Under the changes that are coming into effect in 2016, the taxes arising from the deemed disposition of trust property at the death of the settlor in an alter ego trust will be treated as the settlor’s income in the settlor’s year of death and payable out of the settlor’s estate. If there are insufficient funds in the estate, then the Canada Revenue Agency may collect the tax out of the trust property.
In a joint partner trust, the taxes arising from the deemed disposition of the trust property on the death of the last of the spouses to die will be treated as the income of the last of the spouses to die and will be payable out of his or her estate, unless there are insufficient funds, in which case Canada Revenue Agency may collect the tax out of the trust property.
In some cases, this may reduce the overall tax burden of the estate and the trust. This is because the graduated tax rates should apply to income from the deemed disposition death including the disposition of assets in the trust which would under current rules be taxed at the top rate. Furthermore, tax losses and credits available in the deceased terminal return should be available to reduce gains and taxes that would otherwise be payable in the trust. Similarly, losses in the trust may be available to offset gains on property owned by the deceased.
There may be some advantages under the new rules. But no, the Government was not doing us a favour. There is a significant downside to the changes.
Under the current rules, the taxes in respect of the deemed disposition of trust property is ultimately borne by the beneficiaries of the trust, while under the new rules, it will be borne by the beneficiaries of the estate of the settlor of an alter ego trust, or the estate of the last of the spouses to die, in the case of a joint partner trust.
Consider this example of how it might work. Jim and Janet are married, and each comes into the marriage with his or her own assets, and each has two children. Janet owns a cottage and a large portfolio of investments, and she transfers both into a joint partner trust “the Janet Joint Partner Trust.” Under the terms of the trust, income is payable to either or both of Janet and Jim while they are both alive, and then if Jim outlives Janet, he will continue to receive income, and have use of the cottage during his lifetime. Janet has set up the trust so that on his death, the trust property goes to her own children. Jim has a similar estate plan.
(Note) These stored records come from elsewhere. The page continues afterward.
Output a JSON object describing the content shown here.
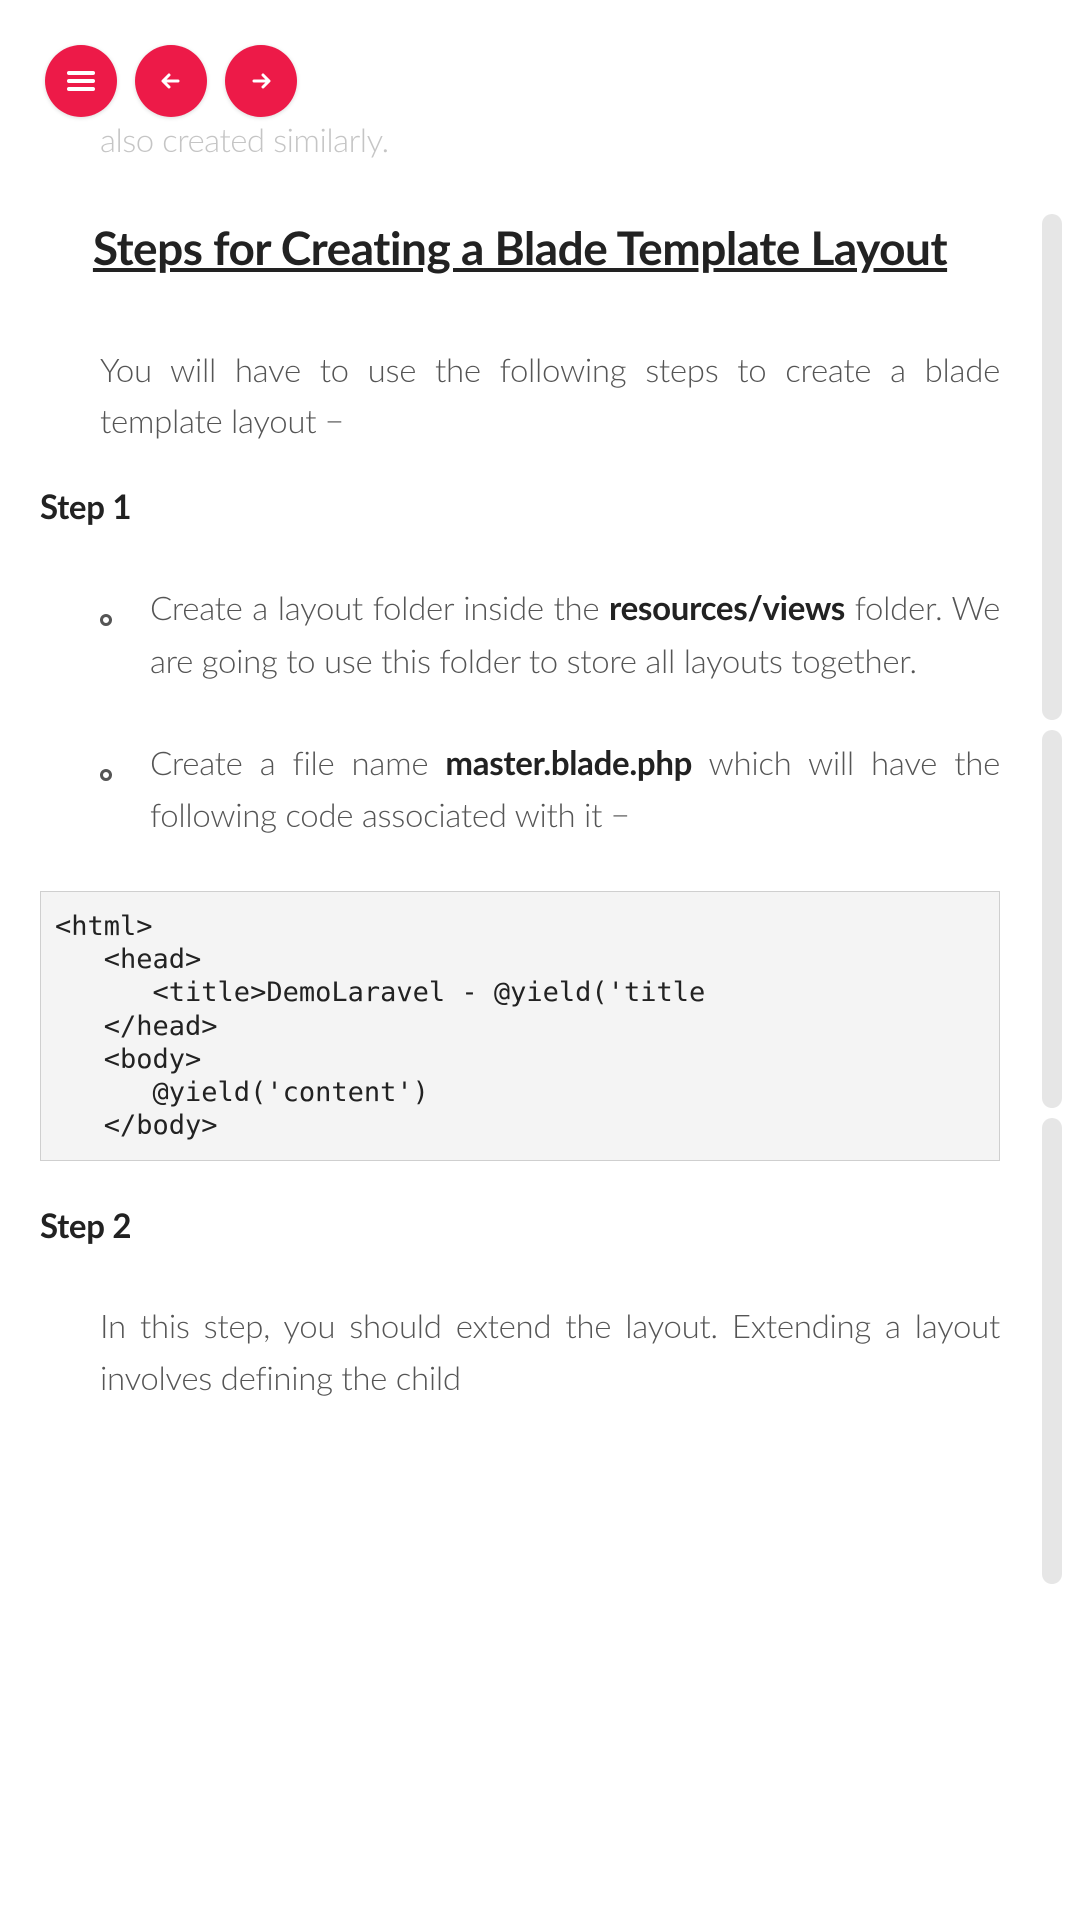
{
  "nav": {
    "menu_name": "menu-button",
    "back_name": "back-button",
    "fwd_name": "forward-button"
  },
  "partial_top": "also created similarly.",
  "heading": "Steps for Creating a Blade Template Layout",
  "intro": "You will have to use the following steps to create a blade template layout −",
  "step1_label": "Step 1",
  "bullet1": {
    "lead": "Create a layout folder inside the ",
    "bold": "resources/views",
    "tail": " folder. We are going to use this folder to store all layouts together."
  },
  "bullet2": {
    "lead": "Create a file name ",
    "bold": "master.blade.php",
    "tail": " which will have the following code associated with it −"
  },
  "code": "<html>\n   <head>\n      <title>DemoLaravel - @yield('title\n   </head>\n   <body>\n      @yield('content')\n   </body>",
  "step2_label": "Step 2",
  "step2_para": "In this step, you should extend the layout. Extending a layout involves defining the child"
}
His will provides income from his, more modest property, to Janet if she outlives him, but on her death, his property goes to his own children. Janet dies first. Under the current rules, on Jim’s death any capital gains on the Janet Joint Partner Trust property are paid out of the trust, reducing the property that will go to Janet’s children. Any capital gains tax on Jim’s own property is payable out of his estate, reducing the amount that his children will receive. But if Jim dies in 2016 or later, then the taxes in respect of both the Janet Joint Partner Trust property and Jim’s own property will be payable out of Jim’s estate, which means that the incidence of the tax will fall entirely on Jim’s children. Janet’s children would only bear part of the tax if Jim’s estate was insufficient to pay the full amount of tax, in which case, Jim’s children will have been completely disinherited as a result to the changes in tax law.
Going forward, at least estate planners will be cognizant of the changes, and can consider the impact of tax when creating trusts. But the new rules will also apply to trusts that are already in existence, and were planned on the basis of the rules that imposed tax on the trust. In some cases, these cannot be changed to adapt to the new rules, in which cases the result will be that the Government of Canada will have distorted estate plans, including carefully thought out plans intended to balance the interests of spouses and children in blended families.